Problem:
The answer must be the full data, restated word for word, with no pictures in it.

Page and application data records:
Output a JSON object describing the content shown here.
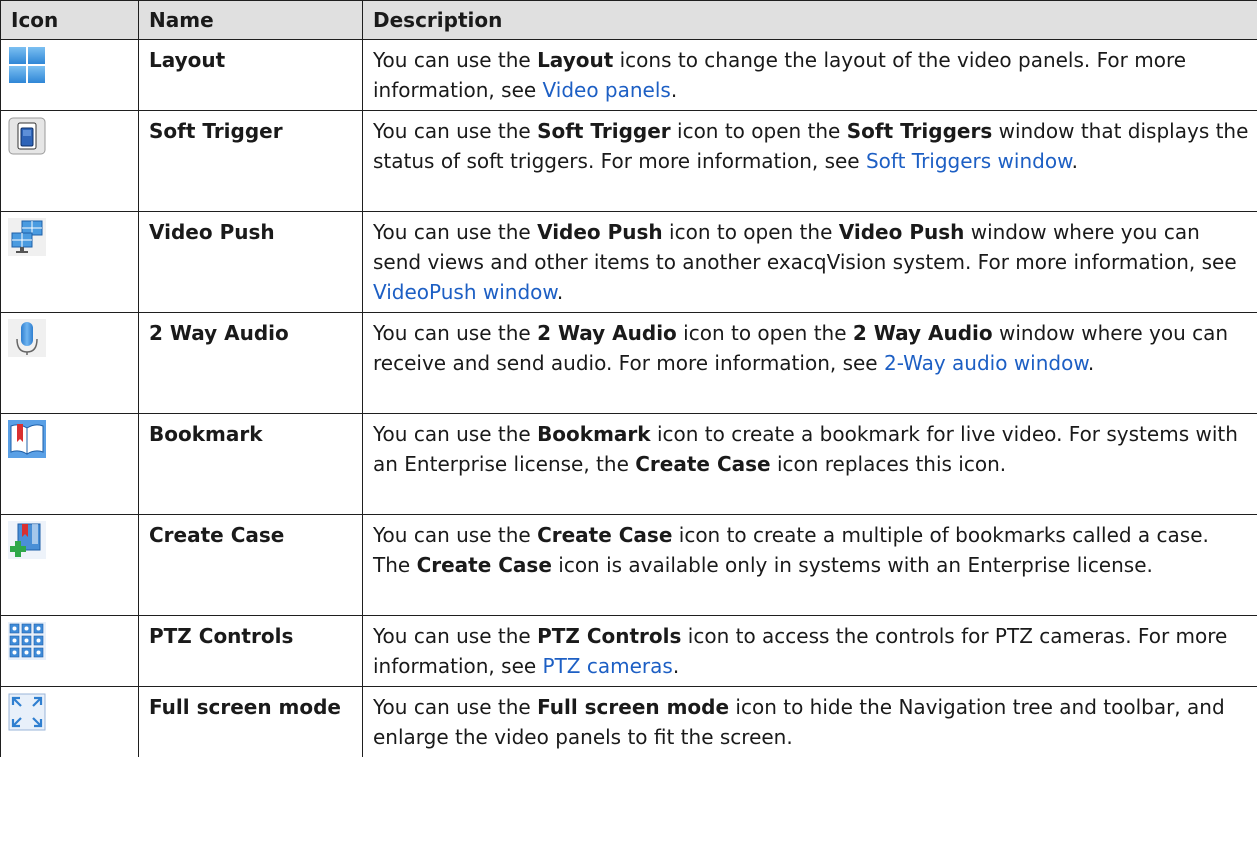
{
  "headers": {
    "icon": "Icon",
    "name": "Name",
    "description": "Description"
  },
  "colors": {
    "header_bg": "#e0e0e0",
    "border": "#1f1f1f",
    "link": "#1d5fc4",
    "icon_blue": "#4a9be0"
  },
  "rows": [
    {
      "icon": "layout-icon",
      "name": "Layout",
      "desc": {
        "t1": "You can use the ",
        "b1": "Layout",
        "t2": " icons to change the layout of the video panels. For more information, see ",
        "link": "Video panels",
        "t3": "."
      }
    },
    {
      "icon": "soft-trigger-icon",
      "name": "Soft Trigger",
      "desc": {
        "t1": "You can use the ",
        "b1": "Soft Trigger",
        "t2": " icon to open the ",
        "b2": "Soft Triggers",
        "t3": " window that displays the status of soft triggers. For more information, see ",
        "link": "Soft Triggers window",
        "t4": "."
      }
    },
    {
      "icon": "video-push-icon",
      "name": "Video Push",
      "desc": {
        "t1": "You can use the ",
        "b1": "Video Push",
        "t2": " icon to open the ",
        "b2": "Video Push",
        "t3": " window where you can send views and other items to another exacqVision system. For more information, see ",
        "link": "VideoPush window",
        "t4": "."
      }
    },
    {
      "icon": "microphone-icon",
      "name": "2 Way Audio",
      "desc": {
        "t1": "You can use the ",
        "b1": "2 Way Audio",
        "t2": " icon to open the ",
        "b2": "2 Way Audio",
        "t3": " window where you can receive and send audio. For more information, see ",
        "link": "2-Way audio window",
        "t4": "."
      }
    },
    {
      "icon": "bookmark-icon",
      "name": "Bookmark",
      "desc": {
        "t1": "You can use the ",
        "b1": "Bookmark",
        "t2": " icon to create a bookmark for live video. For systems with an Enterprise license, the ",
        "b2": "Create Case",
        "t3": " icon replaces this icon."
      }
    },
    {
      "icon": "create-case-icon",
      "name": "Create Case",
      "desc": {
        "t1": "You can use the ",
        "b1": "Create Case",
        "t2": " icon to create a multiple of bookmarks called a case. The ",
        "b2": "Create Case",
        "t3": " icon is available only in systems with an Enterprise license."
      }
    },
    {
      "icon": "ptz-controls-icon",
      "name": "PTZ Controls",
      "desc": {
        "t1": "You can use the ",
        "b1": "PTZ Controls",
        "t2": " icon to access the controls for PTZ cameras. For more information, see ",
        "link": "PTZ cameras",
        "t3": "."
      }
    },
    {
      "icon": "full-screen-icon",
      "name": "Full screen mode",
      "desc": {
        "t1": "You can use the ",
        "b1": "Full screen mode",
        "t2": " icon to hide the Navigation tree and toolbar, and enlarge the video panels to fit the screen."
      }
    }
  ]
}
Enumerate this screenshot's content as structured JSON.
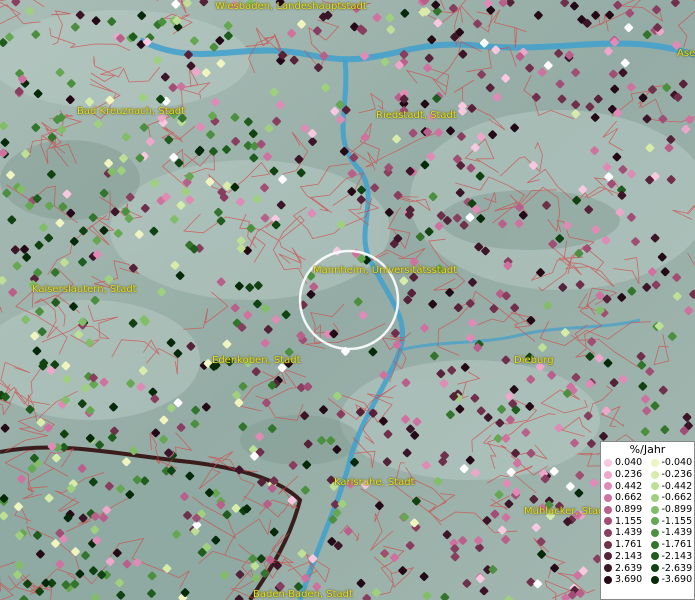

Result:
Output a JSON object describing the content shown here.
{
  "headers": {
    "icon": "Icon",
    "name": "Name",
    "description": "Description"
  },
  "colors": {
    "header_bg": "#e0e0e0",
    "border": "#1f1f1f",
    "link": "#1d5fc4",
    "icon_blue": "#4a9be0"
  },
  "rows": [
    {
      "icon": "layout-icon",
      "name": "Layout",
      "desc": {
        "t1": "You can use the ",
        "b1": "Layout",
        "t2": " icons to change the layout of the video panels. For more information, see ",
        "link": "Video panels",
        "t3": "."
      }
    },
    {
      "icon": "soft-trigger-icon",
      "name": "Soft Trigger",
      "desc": {
        "t1": "You can use the ",
        "b1": "Soft Trigger",
        "t2": " icon to open the ",
        "b2": "Soft Triggers",
        "t3": " window that displays the status of soft triggers. For more information, see ",
        "link": "Soft Triggers window",
        "t4": "."
      }
    },
    {
      "icon": "video-push-icon",
      "name": "Video Push",
      "desc": {
        "t1": "You can use the ",
        "b1": "Video Push",
        "t2": " icon to open the ",
        "b2": "Video Push",
        "t3": " window where you can send views and other items to another exacqVision system. For more information, see ",
        "link": "VideoPush window",
        "t4": "."
      }
    },
    {
      "icon": "microphone-icon",
      "name": "2 Way Audio",
      "desc": {
        "t1": "You can use the ",
        "b1": "2 Way Audio",
        "t2": " icon to open the ",
        "b2": "2 Way Audio",
        "t3": " window where you can receive and send audio. For more information, see ",
        "link": "2-Way audio window",
        "t4": "."
      }
    },
    {
      "icon": "bookmark-icon",
      "name": "Bookmark",
      "desc": {
        "t1": "You can use the ",
        "b1": "Bookmark",
        "t2": " icon to create a bookmark for live video. For systems with an Enterprise license, the ",
        "b2": "Create Case",
        "t3": " icon replaces this icon."
      }
    },
    {
      "icon": "create-case-icon",
      "name": "Create Case",
      "desc": {
        "t1": "You can use the ",
        "b1": "Create Case",
        "t2": " icon to create a multiple of bookmarks called a case. The ",
        "b2": "Create Case",
        "t3": " icon is available only in systems with an Enterprise license."
      }
    },
    {
      "icon": "ptz-controls-icon",
      "name": "PTZ Controls",
      "desc": {
        "t1": "You can use the ",
        "b1": "PTZ Controls",
        "t2": " icon to access the controls for PTZ cameras. For more information, see ",
        "link": "PTZ cameras",
        "t3": "."
      }
    },
    {
      "icon": "full-screen-icon",
      "name": "Full screen mode",
      "desc": {
        "t1": "You can use the ",
        "b1": "Full screen mode",
        "t2": " icon to hide the Navigation tree and toolbar, and enlarge the video panels to fit the screen."
      }
    }
  ]
}
Enumerate this screenshot's content as structured JSON.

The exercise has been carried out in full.